The council says the review is an opportunity to review the current model and determine whether there is a need to change the scope of activities and functions within any of the organisations.
Auckland Council says it wants to complete the review and be ready to implement any outcomes by June 2015.
The role of council-controlled organisations came under fire last year when NBR ONLINE revealed mayor Len Brown had sent a letter to the heads of each organisation, telling them to not to make proposals on the unitary plan separate from the council.
Mr Brown had earlier pledged to review the CCOs by June 2014, saying he wants to make sure ratepayers get value for money from their CCOs.
Initial feedback on the terms of reference from councillors, local board members, CCOs and the Independent Maori Statutory Board found a need to reduce duplication between Auckland Council and CCO activities.
Auckland Council has not confirmed the cost of the review but says it will be completed primarily with internal resources.
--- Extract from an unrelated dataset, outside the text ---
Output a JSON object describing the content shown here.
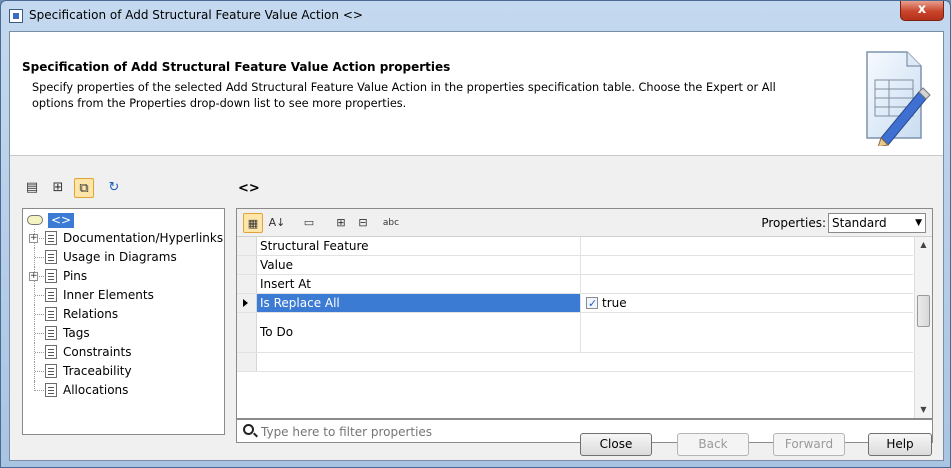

The terms of reference of the review says there may be some small pieces of work that will need to be contracted out but this is intended to be minimal and will be resourced from existing budgets.
While the review process will involve councilors, the Independent Maori Statutory Board and local boards, the terms of reference state public consultation will only take place if required.
According to the terms of reference, public consultation will depend on the extent of change agreed on.
This article is tagged with the following keywords. Find out more about MyNBR Tags
Most listened to
- With MediaWorks reportedly closing in on a CEO candidate, NBR’s Nick Grant opines on what the role requires
- Infometrics economist Mieke Welvaert gives her take on this morning's merchandise trade data
- A new unlisted property fund has been launched by Vinta. Head of distribution Simon Donohue discusses why the fund was formed
- Parking makes sense in Cambridge company's big US win
- CMC's Sheldon Slabbert says the RBNZ will want the dollar to continue falling